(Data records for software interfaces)
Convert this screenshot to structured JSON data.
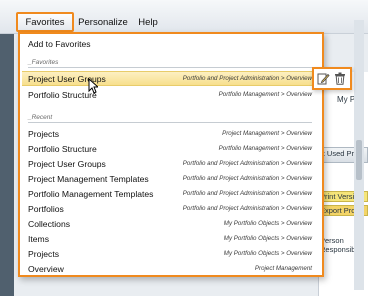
{
  "menubar": {
    "favorites": "Favorites",
    "personalize": "Personalize",
    "help": "Help"
  },
  "background": {
    "frag_my": "My Po",
    "frag_last_used": "st Used Pr",
    "frag_print": "Print Version",
    "frag_export": "Export Proje",
    "frag_person": "Person",
    "frag_responsible": "Responsib"
  },
  "dropdown": {
    "add_to_favorites": "Add to Favorites",
    "favorites_section": "_Favorites",
    "favorites": [
      {
        "label": "Project User Groups",
        "path": "Portfolio and Project Administration > Overview"
      },
      {
        "label": "Portfolio Structure",
        "path": "Portfolio Management > Overview"
      }
    ],
    "recent_section": "_Recent",
    "recent": [
      {
        "label": "Projects",
        "path": "Project Management > Overview"
      },
      {
        "label": "Portfolio Structure",
        "path": "Portfolio Management > Overview"
      },
      {
        "label": "Project User Groups",
        "path": "Portfolio and Project Administration > Overview"
      },
      {
        "label": "Project Management Templates",
        "path": "Portfolio and Project Administration > Overview"
      },
      {
        "label": "Portfolio Management Templates",
        "path": "Portfolio and Project Administration > Overview"
      },
      {
        "label": "Portfolios",
        "path": "Portfolio and Project Administration > Overview"
      },
      {
        "label": "Collections",
        "path": "My Portfolio Objects > Overview"
      },
      {
        "label": "Items",
        "path": "My Portfolio Objects > Overview"
      },
      {
        "label": "Projects",
        "path": "My Portfolio Objects > Overview"
      },
      {
        "label": "Overview",
        "path": "Project Management"
      }
    ]
  },
  "colors": {
    "highlight_border": "#f08a1e",
    "hover_row": "#f7df8d"
  }
}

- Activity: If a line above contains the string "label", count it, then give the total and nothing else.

- Answer box: 12